Work request:
Given the entries below, copy each of them out exactly.

** Dataset records follows **

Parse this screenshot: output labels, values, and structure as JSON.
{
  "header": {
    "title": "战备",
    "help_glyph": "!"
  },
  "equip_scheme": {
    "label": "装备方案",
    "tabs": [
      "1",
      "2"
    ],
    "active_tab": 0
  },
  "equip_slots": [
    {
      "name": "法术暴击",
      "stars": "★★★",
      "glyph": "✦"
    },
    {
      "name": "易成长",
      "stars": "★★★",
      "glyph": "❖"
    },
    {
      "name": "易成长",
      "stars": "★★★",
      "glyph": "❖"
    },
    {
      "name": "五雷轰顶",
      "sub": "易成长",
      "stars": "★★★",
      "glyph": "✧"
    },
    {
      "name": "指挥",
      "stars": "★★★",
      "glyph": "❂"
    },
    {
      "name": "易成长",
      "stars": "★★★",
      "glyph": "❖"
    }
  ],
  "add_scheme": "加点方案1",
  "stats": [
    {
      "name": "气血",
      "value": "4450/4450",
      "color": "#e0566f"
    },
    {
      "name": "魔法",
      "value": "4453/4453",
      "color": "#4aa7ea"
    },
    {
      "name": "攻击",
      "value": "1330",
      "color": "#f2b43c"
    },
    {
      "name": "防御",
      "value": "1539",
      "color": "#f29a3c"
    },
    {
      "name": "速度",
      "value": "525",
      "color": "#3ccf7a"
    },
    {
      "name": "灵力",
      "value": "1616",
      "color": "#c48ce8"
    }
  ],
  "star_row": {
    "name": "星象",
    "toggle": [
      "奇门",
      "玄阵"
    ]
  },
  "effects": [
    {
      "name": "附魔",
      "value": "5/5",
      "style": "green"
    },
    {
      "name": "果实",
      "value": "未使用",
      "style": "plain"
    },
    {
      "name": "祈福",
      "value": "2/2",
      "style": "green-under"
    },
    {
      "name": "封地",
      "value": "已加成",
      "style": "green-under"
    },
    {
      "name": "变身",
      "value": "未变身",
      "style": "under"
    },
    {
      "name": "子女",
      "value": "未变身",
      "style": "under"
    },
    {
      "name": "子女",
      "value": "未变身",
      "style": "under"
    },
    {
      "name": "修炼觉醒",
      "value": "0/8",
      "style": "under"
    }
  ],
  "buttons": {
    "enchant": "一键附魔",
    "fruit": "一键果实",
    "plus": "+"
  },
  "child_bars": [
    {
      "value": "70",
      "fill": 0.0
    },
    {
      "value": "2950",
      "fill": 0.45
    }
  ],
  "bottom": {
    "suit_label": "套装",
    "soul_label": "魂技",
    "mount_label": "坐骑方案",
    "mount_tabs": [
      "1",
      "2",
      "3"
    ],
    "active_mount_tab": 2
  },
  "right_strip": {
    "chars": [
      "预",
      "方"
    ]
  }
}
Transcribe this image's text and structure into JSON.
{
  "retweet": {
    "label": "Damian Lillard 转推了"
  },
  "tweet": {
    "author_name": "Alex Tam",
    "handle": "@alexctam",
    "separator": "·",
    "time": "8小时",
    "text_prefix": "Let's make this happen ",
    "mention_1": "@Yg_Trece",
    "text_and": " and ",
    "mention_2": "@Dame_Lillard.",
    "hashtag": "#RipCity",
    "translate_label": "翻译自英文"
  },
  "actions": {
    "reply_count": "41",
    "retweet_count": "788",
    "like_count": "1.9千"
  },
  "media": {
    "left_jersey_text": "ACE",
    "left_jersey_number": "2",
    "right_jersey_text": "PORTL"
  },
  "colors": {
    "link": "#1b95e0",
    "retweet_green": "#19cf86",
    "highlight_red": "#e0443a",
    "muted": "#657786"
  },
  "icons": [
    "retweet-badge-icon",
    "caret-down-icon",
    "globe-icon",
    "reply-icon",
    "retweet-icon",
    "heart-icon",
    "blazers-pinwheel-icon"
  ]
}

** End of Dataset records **

Answer for the task:
Parse this screenshot: output labels, values, and structure as JSON.
{
  "header": {
    "title": "战备",
    "help_glyph": "!"
  },
  "equip_scheme": {
    "label": "装备方案",
    "tabs": [
      "1",
      "2"
    ],
    "active_tab": 0
  },
  "equip_slots": [
    {
      "name": "法术暴击",
      "stars": "★★★",
      "glyph": "✦"
    },
    {
      "name": "易成长",
      "stars": "★★★",
      "glyph": "❖"
    },
    {
      "name": "易成长",
      "stars": "★★★",
      "glyph": "❖"
    },
    {
      "name": "五雷轰顶",
      "sub": "易成长",
      "stars": "★★★",
      "glyph": "✧"
    },
    {
      "name": "指挥",
      "stars": "★★★",
      "glyph": "❂"
    },
    {
      "name": "易成长",
      "stars": "★★★",
      "glyph": "❖"
    }
  ],
  "add_scheme": "加点方案1",
  "stats": [
    {
      "name": "气血",
      "value": "4450/4450",
      "color": "#e0566f"
    },
    {
      "name": "魔法",
      "value": "4453/4453",
      "color": "#4aa7ea"
    },
    {
      "name": "攻击",
      "value": "1330",
      "color": "#f2b43c"
    },
    {
      "name": "防御",
      "value": "1539",
      "color": "#f29a3c"
    },
    {
      "name": "速度",
      "value": "525",
      "color": "#3ccf7a"
    },
    {
      "name": "灵力",
      "value": "1616",
      "color": "#c48ce8"
    }
  ],
  "star_row": {
    "name": "星象",
    "toggle": [
      "奇门",
      "玄阵"
    ]
  },
  "effects": [
    {
      "name": "附魔",
      "value": "5/5",
      "style": "green"
    },
    {
      "name": "果实",
      "value": "未使用",
      "style": "plain"
    },
    {
      "name": "祈福",
      "value": "2/2",
      "style": "green-under"
    },
    {
      "name": "封地",
      "value": "已加成",
      "style": "green-under"
    },
    {
      "name": "变身",
      "value": "未变身",
      "style": "under"
    },
    {
      "name": "子女",
      "value": "未变身",
      "style": "under"
    },
    {
      "name": "子女",
      "value": "未变身",
      "style": "under"
    },
    {
      "name": "修炼觉醒",
      "value": "0/8",
      "style": "under"
    }
  ],
  "buttons": {
    "enchant": "一键附魔",
    "fruit": "一键果实",
    "plus": "+"
  },
  "child_bars": [
    {
      "value": "70",
      "fill": 0.0
    },
    {
      "value": "2950",
      "fill": 0.45
    }
  ],
  "bottom": {
    "suit_label": "套装",
    "soul_label": "魂技",
    "mount_label": "坐骑方案",
    "mount_tabs": [
      "1",
      "2",
      "3"
    ],
    "active_mount_tab": 2
  },
  "right_strip": {
    "chars": [
      "预",
      "方"
    ]
  }
}
Transcribe this image's text and structure into JSON.
{
  "retweet": {
    "label": "Damian Lillard 转推了"
  },
  "tweet": {
    "author_name": "Alex Tam",
    "handle": "@alexctam",
    "separator": "·",
    "time": "8小时",
    "text_prefix": "Let's make this happen ",
    "mention_1": "@Yg_Trece",
    "text_and": " and ",
    "mention_2": "@Dame_Lillard.",
    "hashtag": "#RipCity",
    "translate_label": "翻译自英文"
  },
  "actions": {
    "reply_count": "41",
    "retweet_count": "788",
    "like_count": "1.9千"
  },
  "media": {
    "left_jersey_text": "ACE",
    "left_jersey_number": "2",
    "right_jersey_text": "PORTL"
  },
  "colors": {
    "link": "#1b95e0",
    "retweet_green": "#19cf86",
    "highlight_red": "#e0443a",
    "muted": "#657786"
  },
  "icons": [
    "retweet-badge-icon",
    "caret-down-icon",
    "globe-icon",
    "reply-icon",
    "retweet-icon",
    "heart-icon",
    "blazers-pinwheel-icon"
  ]
}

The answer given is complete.